During pregnancy, cells sneak across the placenta in both directions. The fetus’s cells enter his mother, and the mother’s cells enter the fetus. A baby’s cells are detectable in his mother’s bloodstream as early as four weeks after conception, and a mother’s cells are detectable in her fetus by week 13. In the first trimester, one out of every fifty thousand cells in her body are from her baby-to-be (this is how some noninvasive prenatal tests check for genetic disorders). In the second and third trimesters, the count is up to one out of every thousand maternal cells. At the end of the pregnancy, up to 6 percent of the DNA in a pregnant woman’s blood plasma comes from the fetus.
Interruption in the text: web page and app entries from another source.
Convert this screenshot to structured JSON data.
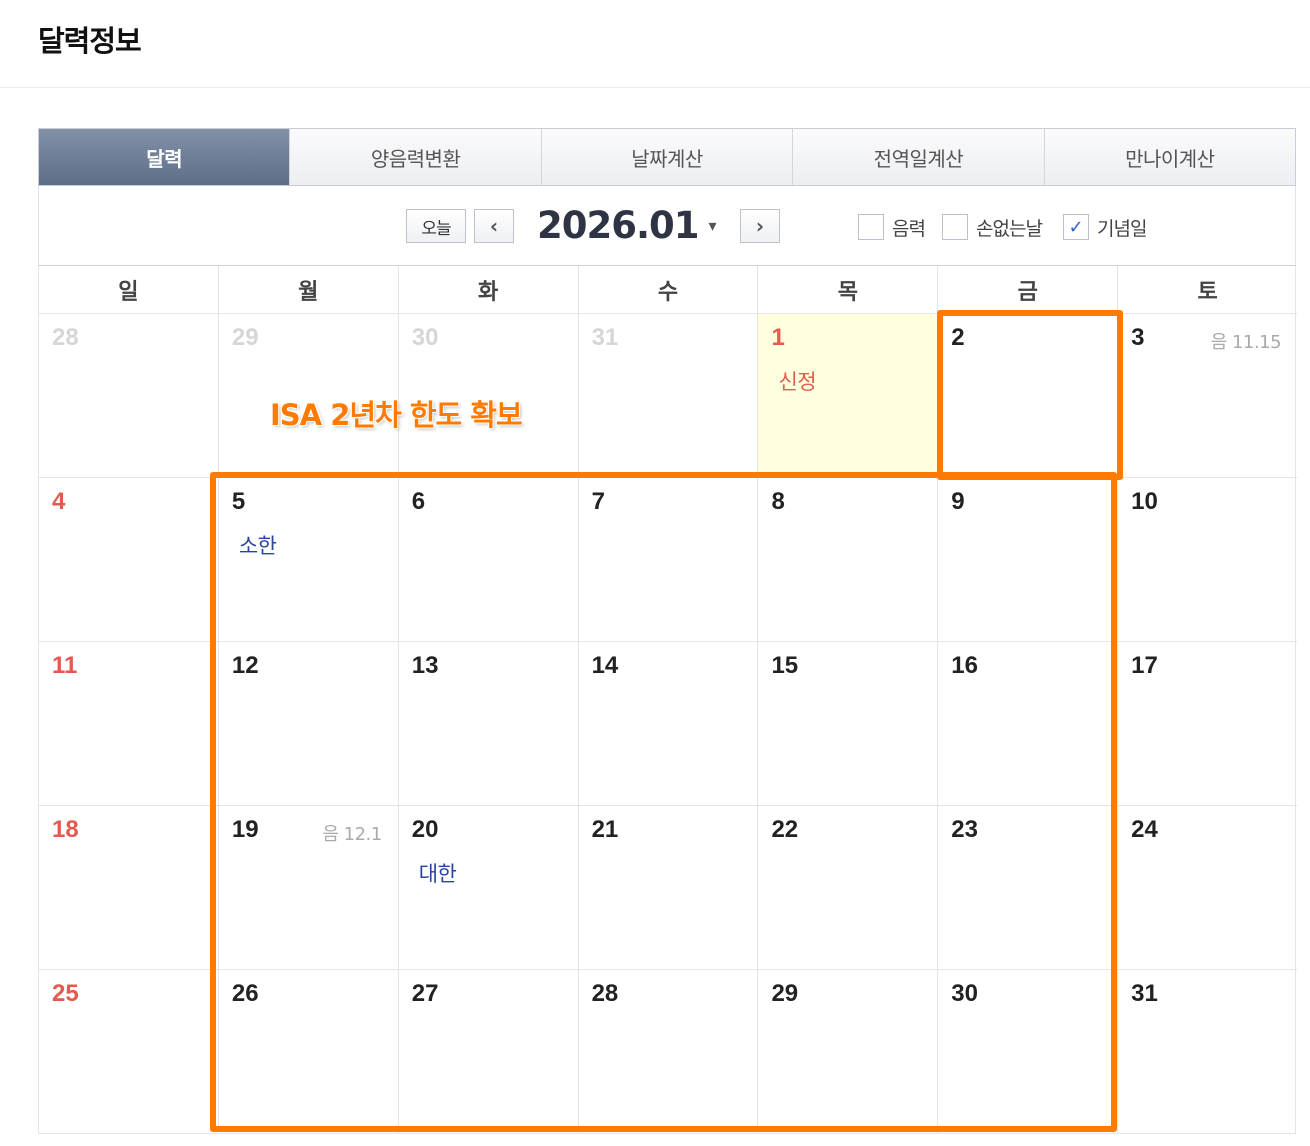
{
  "page": {
    "title": "달력정보"
  },
  "tabs": [
    {
      "label": "달력",
      "active": true
    },
    {
      "label": "양음력변환",
      "active": false
    },
    {
      "label": "날짜계산",
      "active": false
    },
    {
      "label": "전역일계산",
      "active": false
    },
    {
      "label": "만나이계산",
      "active": false
    }
  ],
  "toolbar": {
    "today_label": "오늘",
    "prev_icon": "‹",
    "next_icon": "›",
    "month": "2026.01",
    "caret_icon": "▾",
    "filters": [
      {
        "label": "음력",
        "checked": false
      },
      {
        "label": "손없는날",
        "checked": false
      },
      {
        "label": "기념일",
        "checked": true
      }
    ],
    "check_mark": "✓"
  },
  "weekdays": [
    "일",
    "월",
    "화",
    "수",
    "목",
    "금",
    "토"
  ],
  "weeks": [
    [
      {
        "num": "28",
        "other": true
      },
      {
        "num": "29",
        "other": true
      },
      {
        "num": "30",
        "other": true
      },
      {
        "num": "31",
        "other": true
      },
      {
        "num": "1",
        "holiday": true,
        "today": true,
        "event": "신정",
        "event_type": "holiday"
      },
      {
        "num": "2"
      },
      {
        "num": "3",
        "lunar": "음 11.15"
      }
    ],
    [
      {
        "num": "4",
        "sun": true
      },
      {
        "num": "5",
        "event": "소한",
        "event_type": "term"
      },
      {
        "num": "6"
      },
      {
        "num": "7"
      },
      {
        "num": "8"
      },
      {
        "num": "9"
      },
      {
        "num": "10"
      }
    ],
    [
      {
        "num": "11",
        "sun": true
      },
      {
        "num": "12"
      },
      {
        "num": "13"
      },
      {
        "num": "14"
      },
      {
        "num": "15"
      },
      {
        "num": "16"
      },
      {
        "num": "17"
      }
    ],
    [
      {
        "num": "18",
        "sun": true
      },
      {
        "num": "19",
        "lunar": "음 12.1"
      },
      {
        "num": "20",
        "event": "대한",
        "event_type": "term"
      },
      {
        "num": "21"
      },
      {
        "num": "22"
      },
      {
        "num": "23"
      },
      {
        "num": "24"
      }
    ],
    [
      {
        "num": "25",
        "sun": true
      },
      {
        "num": "26"
      },
      {
        "num": "27"
      },
      {
        "num": "28"
      },
      {
        "num": "29"
      },
      {
        "num": "30"
      },
      {
        "num": "31"
      }
    ]
  ],
  "annotation": {
    "text": "ISA 2년차 한도 확보",
    "color": "#ff7a00"
  }
}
After birth, the mother’s fetal cell count plummets, but some stick around for the long haul. Those lingerers create their own lineages. Imagine colonies in the motherland.
Moms usually tolerate the invasion. This is why skin, organ, and bone marrow transplants between mother and child have a much higher success rate than between father and child.
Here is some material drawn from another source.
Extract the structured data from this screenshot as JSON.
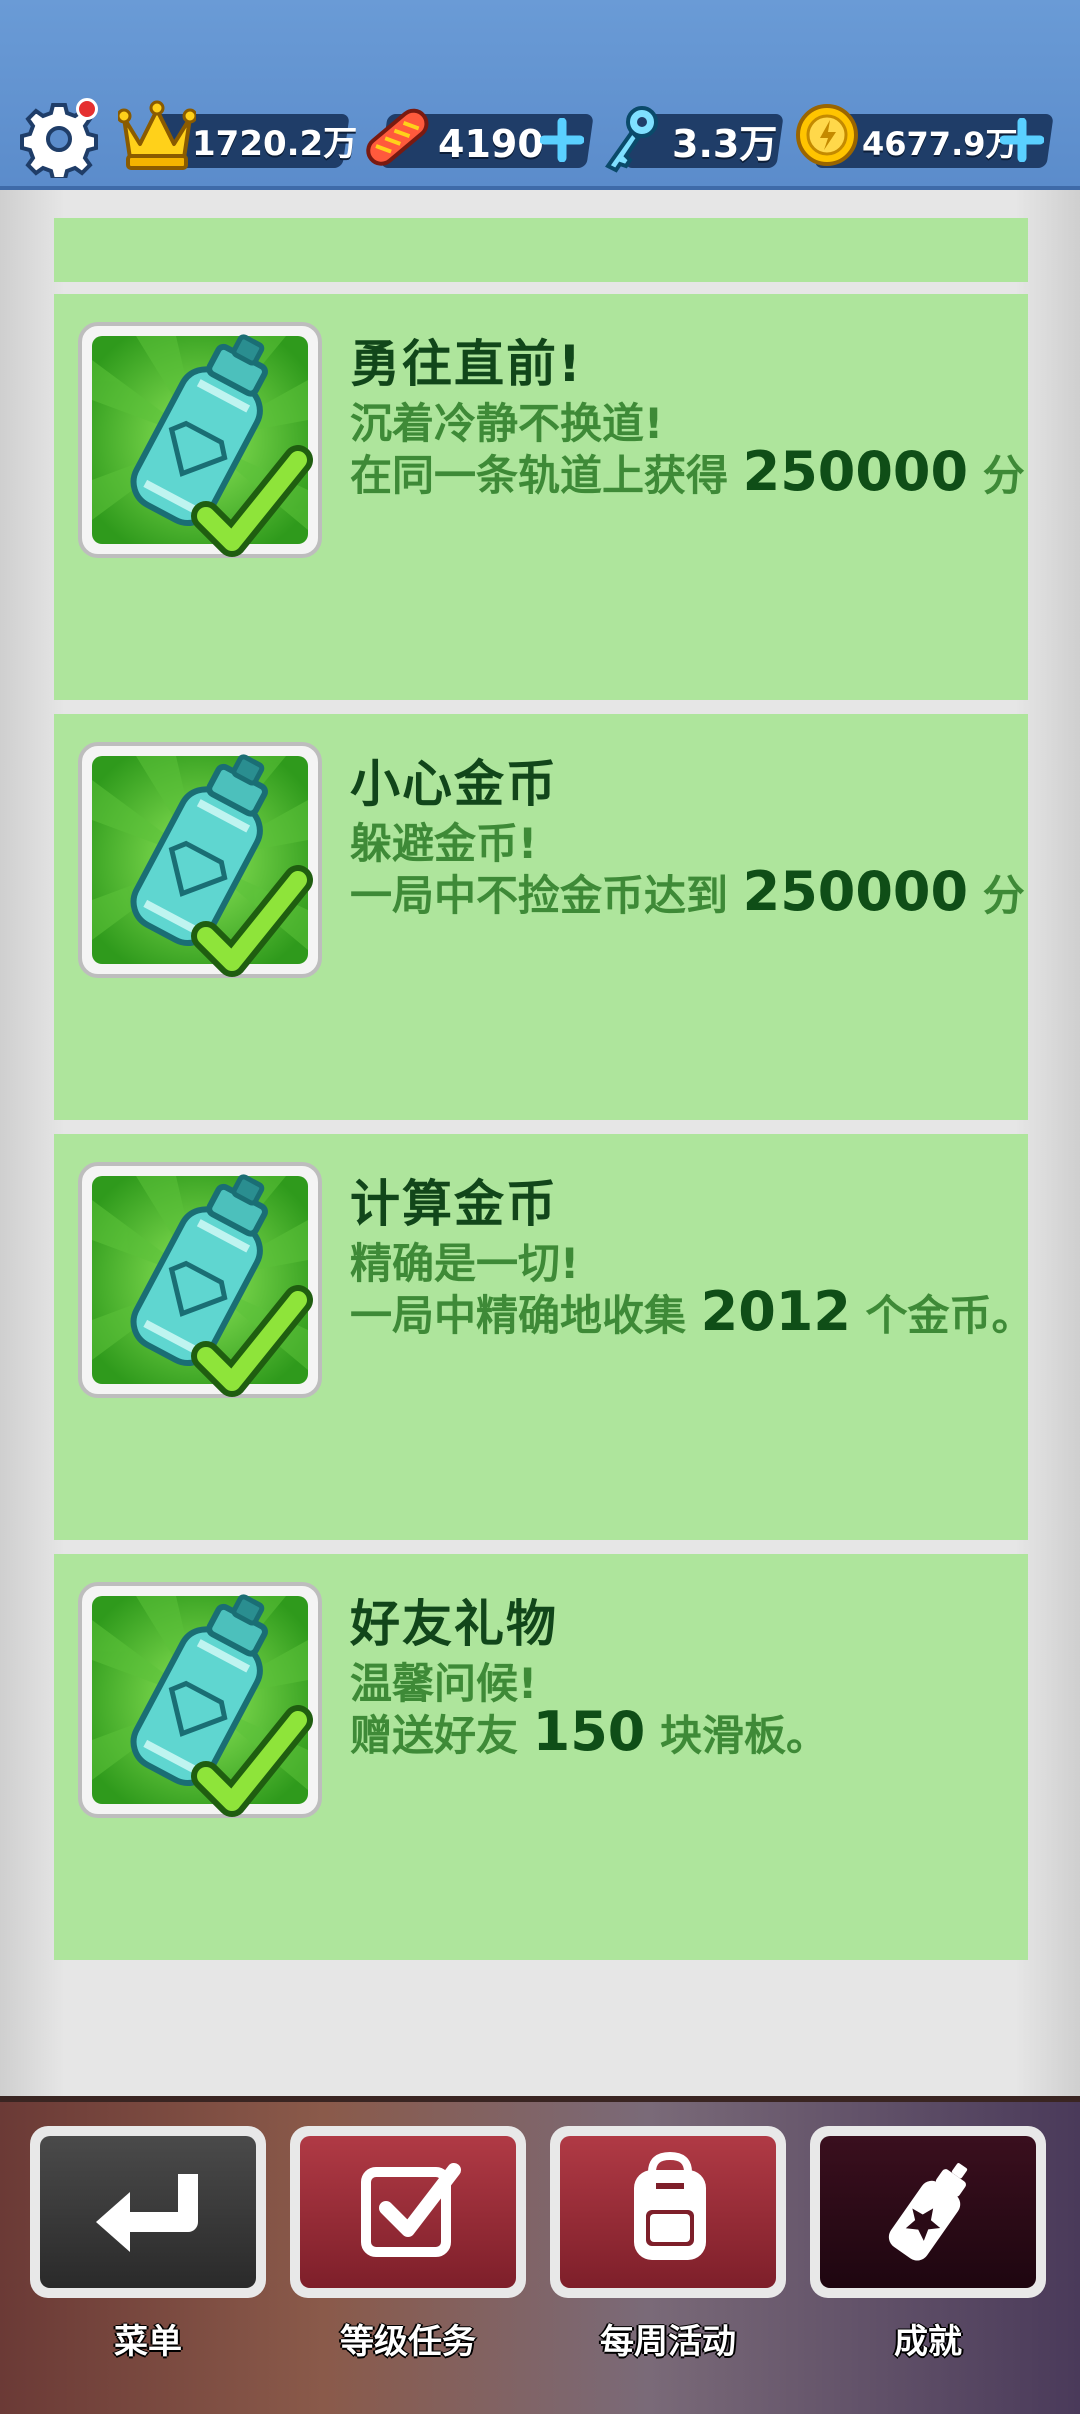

And in terms of fetal cells and what they can do for the parent who carried the child:
It turns out that when fetal cells are good, they are very, very good. They may protect mothers from some forms of cancer. Fetal cells show up significantly more often in the breast tissue of women who don’t have breast cancer than in women who do (43 versus 14 percent). Why is this? Fetal cells are foreign to the mother because they contain DNA from the baby’s father. One theory is that this “otherness” stimulates the mother’s immune system just enough to help keep malignant cells in check. The more fetal cells there are in a woman’s body, the less active are autoimmune conditions such as rheumatoid arthritis and multiple sclerosis. These conditions improve during pregnancy and for some time afterward — suggesting that the mother’s immune system is more focused on attacking the “other,” not herself. There’s also tantalizing evidence that fetal cells may offer the mother increased resistance to certain diseases, thanks to the presence of the father’s immune system genes. These are new weapons in the war chest.
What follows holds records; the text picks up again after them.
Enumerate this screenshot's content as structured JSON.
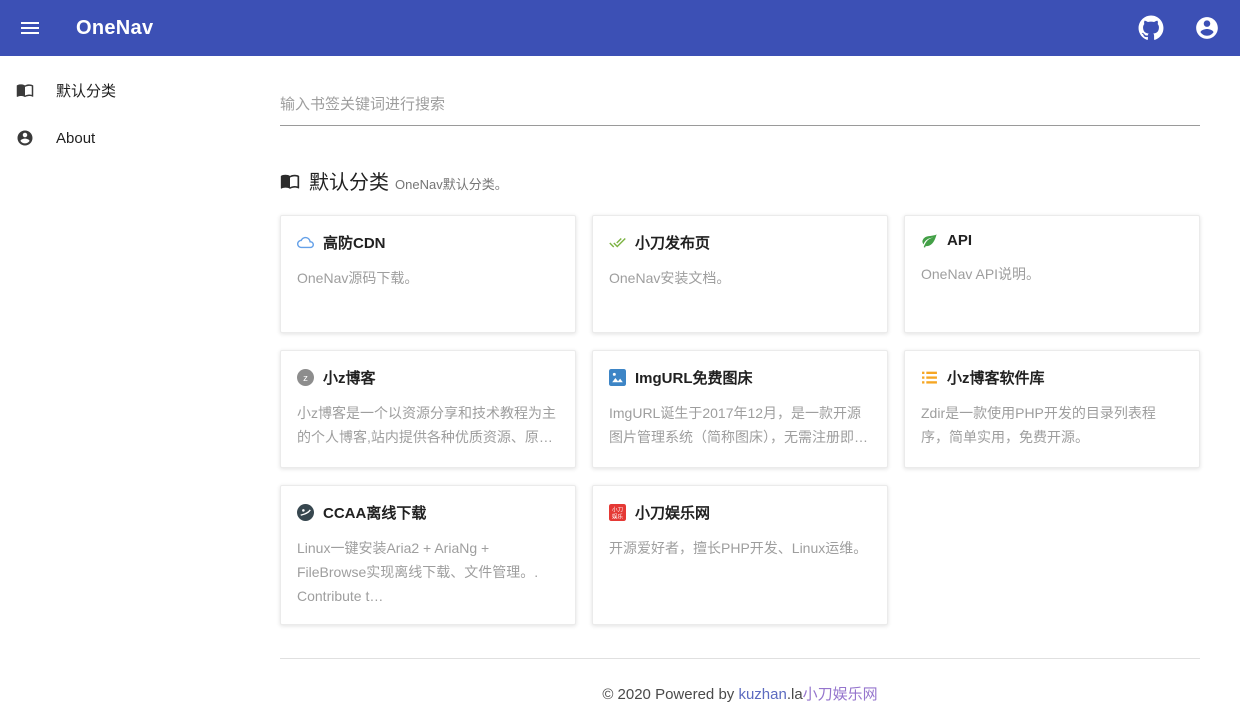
{
  "navbar": {
    "title": "OneNav",
    "icons": [
      "menu-icon",
      "github-icon",
      "account-icon"
    ],
    "color": "#3c50b5"
  },
  "sidebar": {
    "items": [
      {
        "label": "默认分类",
        "icon": "book-icon"
      },
      {
        "label": "About",
        "icon": "person-icon"
      }
    ]
  },
  "search": {
    "placeholder": "输入书签关键词进行搜索"
  },
  "section": {
    "icon": "book-icon",
    "title": "默认分类",
    "subtitle": "OneNav默认分类。"
  },
  "cards": [
    {
      "title": "高防CDN",
      "desc": "OneNav源码下载。",
      "icon": "cloud-icon",
      "icon_color": "#64a0e8"
    },
    {
      "title": "小刀发布页",
      "desc": "OneNav安装文档。",
      "icon": "check-icon",
      "icon_color": "#7cb342"
    },
    {
      "title": "API",
      "desc": "OneNav API说明。",
      "icon": "leaf-icon",
      "icon_color": "#43a047"
    },
    {
      "title": "小z博客",
      "desc": "小z博客是一个以资源分享和技术教程为主的个人博客,站内提供各种优质资源、原…",
      "icon": "z-avatar-icon",
      "icon_color": "#8d8d8d"
    },
    {
      "title": "ImgURL免费图床",
      "desc": "ImgURL诞生于2017年12月，是一款开源图片管理系统（简称图床），无需注册即…",
      "icon": "image-icon",
      "icon_color": "#3d85c6"
    },
    {
      "title": "小z博客软件库",
      "desc": "Zdir是一款使用PHP开发的目录列表程序，简单实用，免费开源。",
      "icon": "list-icon",
      "icon_color": "#f6a623"
    },
    {
      "title": "CCAA离线下载",
      "desc": "Linux一键安装Aria2 + AriaNg + FileBrowse实现离线下载、文件管理。. Contribute t…",
      "icon": "globe-icon",
      "icon_color": "#37474f"
    },
    {
      "title": "小刀娱乐网",
      "desc": "开源爱好者，擅长PHP开发、Linux运维。",
      "icon": "site-badge-icon",
      "icon_color": "#e53935"
    }
  ],
  "footer": {
    "prefix": "© 2020 Powered by ",
    "link_domain": "kuzhan",
    "domain_suffix": ".la",
    "link_site": "小刀娱乐网",
    "link_blue": "#5c6bc0",
    "link_purple": "#9575cd"
  }
}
Of course, pregnancy involves a lot more than just the exchange of cells and any benefits for either body. But it’s a fascinating process nonetheless.